[DATA TO EXAMINE]

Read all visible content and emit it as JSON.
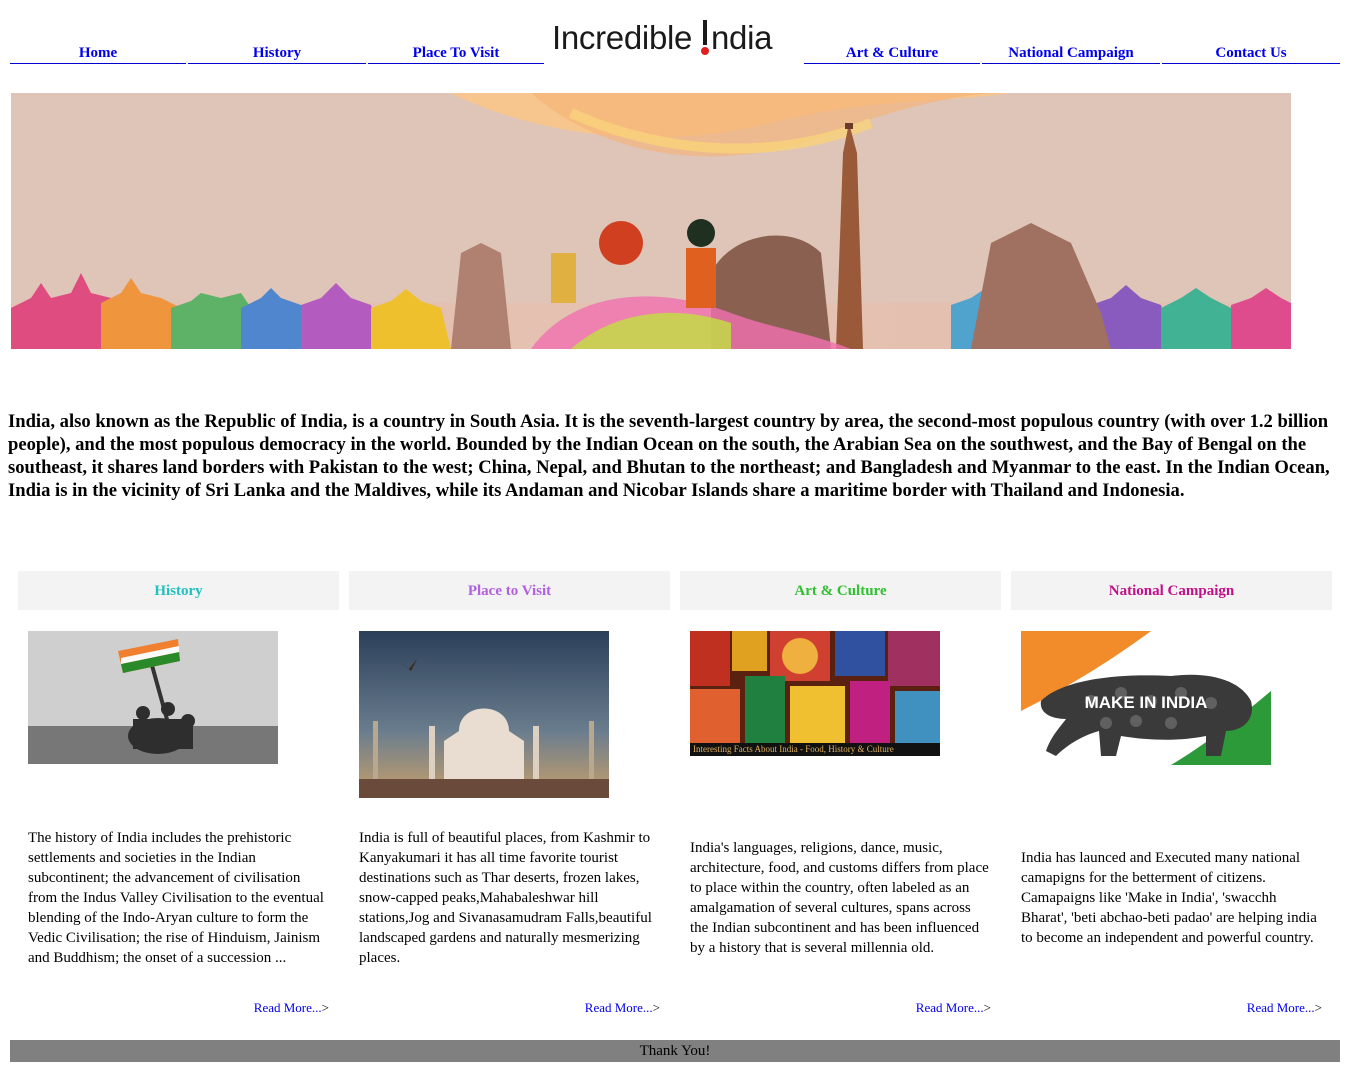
{
  "nav": {
    "items": [
      {
        "label": "Home"
      },
      {
        "label": "History"
      },
      {
        "label": "Place To Visit"
      },
      {
        "label": "Art & Culture"
      },
      {
        "label": "National Campaign"
      },
      {
        "label": "Contact Us"
      }
    ],
    "logo_text_before": "Incredible ",
    "logo_text_after": "ndia",
    "logo_mark": "!"
  },
  "intro": {
    "text": "India, also known as the Republic of India, is a country in South Asia. It is the seventh-largest country by area, the second-most populous country (with over 1.2 billion people), and the most populous democracy in the world. Bounded by the Indian Ocean on the south, the Arabian Sea on the southwest, and the Bay of Bengal on the southeast, it shares land borders with Pakistan to the west; China, Nepal, and Bhutan to the northeast; and Bangladesh and Myanmar to the east. In the Indian Ocean, India is in the vicinity of Sri Lanka and the Maldives, while its Andaman and Nicobar Islands share a maritime border with Thailand and Indonesia."
  },
  "cards": [
    {
      "title": "History",
      "title_color": "#20c0c0",
      "text": "The history of India includes the prehistoric settlements and societies in the Indian subcontinent; the advancement of civilisation from the Indus Valley Civilisation to the eventual blending of the Indo-Aryan culture to form the Vedic Civilisation; the rise of Hinduism, Jainism and Buddhism; the onset of a succession ...",
      "read_more": "Read More...",
      "arrow": ">"
    },
    {
      "title": "Place to Visit",
      "title_color": "#b060e0",
      "text": "India is full of beautiful places, from Kashmir to Kanyakumari it has all time favorite tourist destinations such as Thar deserts, frozen lakes, snow-capped peaks,Mahabaleshwar hill stations,Jog and Sivanasamudram Falls,beautiful landscaped gardens and naturally mesmerizing places.",
      "read_more": "Read More...",
      "arrow": ">"
    },
    {
      "title": "Art & Culture",
      "title_color": "#30c030",
      "text": "India's languages, religions, dance, music, architecture, food, and customs differs from place to place within the country, often labeled as an amalgamation of several cultures, spans across the Indian subcontinent and has been influenced by a history that is several millennia old.",
      "image_caption": "Interesting Facts About India - Food, History & Culture",
      "read_more": "Read More...",
      "arrow": ">"
    },
    {
      "title": "National Campaign",
      "title_color": "#c0108a",
      "text": "India has launced and Executed many national camapigns for the betterment of citizens. Camapaigns like 'Make in India', 'swacchh Bharat', 'beti abchao-beti padao' are helping india to become an independent and powerful country.",
      "image_caption": "MAKE IN INDIA",
      "read_more": "Read More...",
      "arrow": ">"
    }
  ],
  "footer": {
    "text": "Thank You!"
  }
}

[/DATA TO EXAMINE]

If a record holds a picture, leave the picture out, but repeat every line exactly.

• RESPONSE TO THIS EXERCISE:
Read all visible content and emit it as JSON.
{
  "nav": {
    "items": [
      {
        "label": "Home"
      },
      {
        "label": "History"
      },
      {
        "label": "Place To Visit"
      },
      {
        "label": "Art & Culture"
      },
      {
        "label": "National Campaign"
      },
      {
        "label": "Contact Us"
      }
    ],
    "logo_text_before": "Incredible ",
    "logo_text_after": "ndia",
    "logo_mark": "!"
  },
  "intro": {
    "text": "India, also known as the Republic of India, is a country in South Asia. It is the seventh-largest country by area, the second-most populous country (with over 1.2 billion people), and the most populous democracy in the world. Bounded by the Indian Ocean on the south, the Arabian Sea on the southwest, and the Bay of Bengal on the southeast, it shares land borders with Pakistan to the west; China, Nepal, and Bhutan to the northeast; and Bangladesh and Myanmar to the east. In the Indian Ocean, India is in the vicinity of Sri Lanka and the Maldives, while its Andaman and Nicobar Islands share a maritime border with Thailand and Indonesia."
  },
  "cards": [
    {
      "title": "History",
      "title_color": "#20c0c0",
      "text": "The history of India includes the prehistoric settlements and societies in the Indian subcontinent; the advancement of civilisation from the Indus Valley Civilisation to the eventual blending of the Indo-Aryan culture to form the Vedic Civilisation; the rise of Hinduism, Jainism and Buddhism; the onset of a succession ...",
      "read_more": "Read More...",
      "arrow": ">"
    },
    {
      "title": "Place to Visit",
      "title_color": "#b060e0",
      "text": "India is full of beautiful places, from Kashmir to Kanyakumari it has all time favorite tourist destinations such as Thar deserts, frozen lakes, snow-capped peaks,Mahabaleshwar hill stations,Jog and Sivanasamudram Falls,beautiful landscaped gardens and naturally mesmerizing places.",
      "read_more": "Read More...",
      "arrow": ">"
    },
    {
      "title": "Art & Culture",
      "title_color": "#30c030",
      "text": "India's languages, religions, dance, music, architecture, food, and customs differs from place to place within the country, often labeled as an amalgamation of several cultures, spans across the Indian subcontinent and has been influenced by a history that is several millennia old.",
      "image_caption": "Interesting Facts About India - Food, History & Culture",
      "read_more": "Read More...",
      "arrow": ">"
    },
    {
      "title": "National Campaign",
      "title_color": "#c0108a",
      "text": "India has launced and Executed many national camapigns for the betterment of citizens. Camapaigns like 'Make in India', 'swacchh Bharat', 'beti abchao-beti padao' are helping india to become an independent and powerful country.",
      "image_caption": "MAKE IN INDIA",
      "read_more": "Read More...",
      "arrow": ">"
    }
  ],
  "footer": {
    "text": "Thank You!"
  }
}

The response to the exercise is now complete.